Should we call time on out-of-touch managers in the workplace?
If organisations employ people based on the assumption that they know how to do their job, is there still a role for the hierarchical manager? Arraz Makhzani looks into how organisations might function without managers
Have you ever felt that you spend more time in pointless ‘catch ups’ with your manager talking about work you have already done, rather than spending time doing work that actually needs to be done? Perhaps you are subject to arbitrary rules and deadlines that add very little value to your work performance? Or maybe you are ordered to use resources in such a way that doesn’t make sense in the context of your job?
Feels all too familiar? You are not alone. These frequent complaints in the office have a common source: the out-of-touch manager.
Managers are often seen as planners, organisers and indispensable commanders of the workplace. However, increasingly employees, in particular knowledge workers, are beginning to question the utility of managers, and the active role they play in the workplace.
‘Self-manage with correct motivation coupled with a supportive environment…’
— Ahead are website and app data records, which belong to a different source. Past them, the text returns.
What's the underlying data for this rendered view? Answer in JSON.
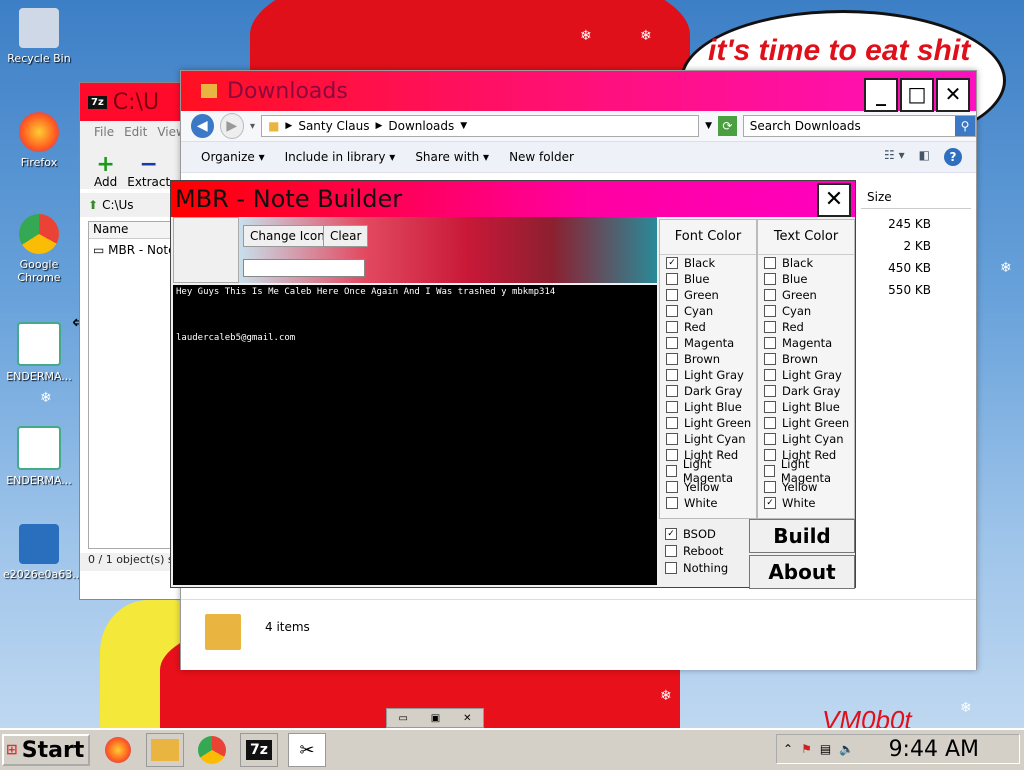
{
  "desktop": {
    "speech_text": "it's time to eat shit",
    "watermark": "VM0b0t",
    "icons": [
      {
        "label": "Recycle Bin",
        "icon": "recycle-bin-icon"
      },
      {
        "label": "Firefox",
        "icon": "firefox-icon"
      },
      {
        "label": "Google Chrome",
        "icon": "chrome-icon"
      },
      {
        "label": "ENDERMA...",
        "icon": "shortcut-icon"
      },
      {
        "label": "ENDERMA...",
        "icon": "shortcut-icon"
      },
      {
        "label": "e2026e0a63...",
        "icon": "installer-icon"
      }
    ]
  },
  "sevenzip": {
    "title": "C:\\U",
    "tag": "7z",
    "menu": [
      "File",
      "Edit",
      "View"
    ],
    "toolbar": [
      "Add",
      "Extract"
    ],
    "address": "C:\\Us",
    "column": "Name",
    "item": "MBR - Note",
    "status": "0 / 1 object(s) s"
  },
  "explorer": {
    "title": "Downloads",
    "breadcrumb": [
      "Santy Claus",
      "Downloads"
    ],
    "search_placeholder": "Search Downloads",
    "commands": [
      "Organize",
      "Include in library",
      "Share with",
      "New folder"
    ],
    "size_header": "Size",
    "sizes": [
      "245 KB",
      "2 KB",
      "450 KB",
      "550 KB"
    ],
    "status": "4 items"
  },
  "mbr": {
    "title": "MBR - Note Builder",
    "change_icon": "Change Icon",
    "clear": "Clear",
    "console_line1": "Hey Guys This Is Me Caleb Here Once Again And I Was trashed y mbkmp314",
    "console_line2": "laudercaleb5@gmail.com",
    "font_color_header": "Font Color",
    "text_color_header": "Text Color",
    "colors": [
      "Black",
      "Blue",
      "Green",
      "Cyan",
      "Red",
      "Magenta",
      "Brown",
      "Light Gray",
      "Dark Gray",
      "Light Blue",
      "Light Green",
      "Light Cyan",
      "Light Red",
      "Light Magenta",
      "Yellow",
      "White"
    ],
    "font_color_selected": "Black",
    "text_color_selected": "White",
    "actions": [
      "BSOD",
      "Reboot",
      "Nothing"
    ],
    "action_selected": "BSOD",
    "build": "Build",
    "about": "About"
  },
  "taskbar": {
    "start": "Start",
    "clock": "9:44 AM"
  }
}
For the majority of workers, they have broad knowledge of what they need to do, how they need to do it and who to speak to if they require something that they do not have. With the correct motivation and a supportive environment, employees can even direct their own development and manage their own projects. These are the people who have the technical expertise to actually do the work; they do not need instructions on how to do the job they have been hired to do. And if people can manage themselves, what place do managers have in an organisation?
Nursing a broken system
Some organisations have already been asking this question, and concluding that actually, they don’t really need managers. One such company is Buurtzorg, a Dutch home care organisation. Like many companies, in the past Buurtzorg employed a range of managers to manage schedules and assign work. This was based on the principle that nurses should only be doing work that requires a nurse, and other, cheaper staff could fill in other duties. This system resulted in patients having a constant stream of different staff members on different days causing a huge amount of patient dissatisfaction.
Buurtzoorg decided that nurses should be able to run the entire healthcare process. There should be no need for different staff to do different jobs for their patients and crucially, no need for a bureaucracy to manage this process. Staff employed to do specific jobs, in theory, are the best informed about how their job needs to be done.
At Buurtzorg, nurses now work in entirely self-managed teams: 10-12 nurses are responsible for the care of 50-60 patients in a neighbourhood, fulfilling the entire range of home care duties. The only bureaucracy that exists is in the form of coaches, who are there to support and solve specific problems raised to them, such as resolving conflicts. A small back office of 50 staff are responsible for administrative work that exists for the entire company comprising over 8,000 nurses.
The value of this new system is in its results. Buurtzoorg has used an average of 40 per cent of the authorised patient care hours to meet patient’s needs (compared to an average of 70 per cent), reduced overheads to 8 per cent of total costs compared to 25 per cent, and have dropped their sick leave and employee turnover to half the average.
Its patient satisfaction has increased to one of the highest ratings in the Netherlands, and employee satisfaction over several years has indicated Buurtzoorg has the most satisfied workforce of any Dutch company with more than 1,000 people.
Assume employees are good
Other organisations have found this approach effective too: FAVI is a French manufacturer specialising in pressure die-casting – it supplies parts for companies in many industries throughout the world, including automotive, water, electrical and aeronautic companies. A series of changes both symbolic and otherwise gave freedom to the employees to do what they liked, as long as it was in the best interests of the company.
The CEO at the time realised that the traditional organisational chart was based on the assumption that employees are bad and need to be forced to act in a way that would benefit the company. He decided to turn this on its head and assume that employees were good and wanted to perform well. The window in the CEO’s office overlooking the factory floor was bricked up, the time-clocking system was removed, all storage areas were unlocked and all departments were dissolved. This was to remove all of the structures that prevented factory workers from working freely.
FAVI now functions as a network of self-managed mini-factories. These focus on one client or one specific product and normally comprises 20-35 operators and an elected leader, who must always be an operator who has been working in the factory for several years. Salaries, holidays, recruitment and so on are all managed within the team and leaders report to clients and operators, but not to anyone else internally.
This network of factories has been found to be highly efficient, adaptive to the needs of the business and more productive than before. After these changes, employee turnover dropped, production time for main products went from 11 days to one day and increased their market share in the European automotive industry.
Why waste money on managers?
If these two very different organisations can achieve all they have without managers, why do most companies spend so much time and money on people to manage others? These and other examples seem to show that rather than making companies run more effectively, managers may actually be impeding progress and inhibiting people who make money for the company from actually doing their jobs. Taking all of this into account, perhaps it is time to rethink the role of the manager in the workplace and maybe start thinking if we need them at all.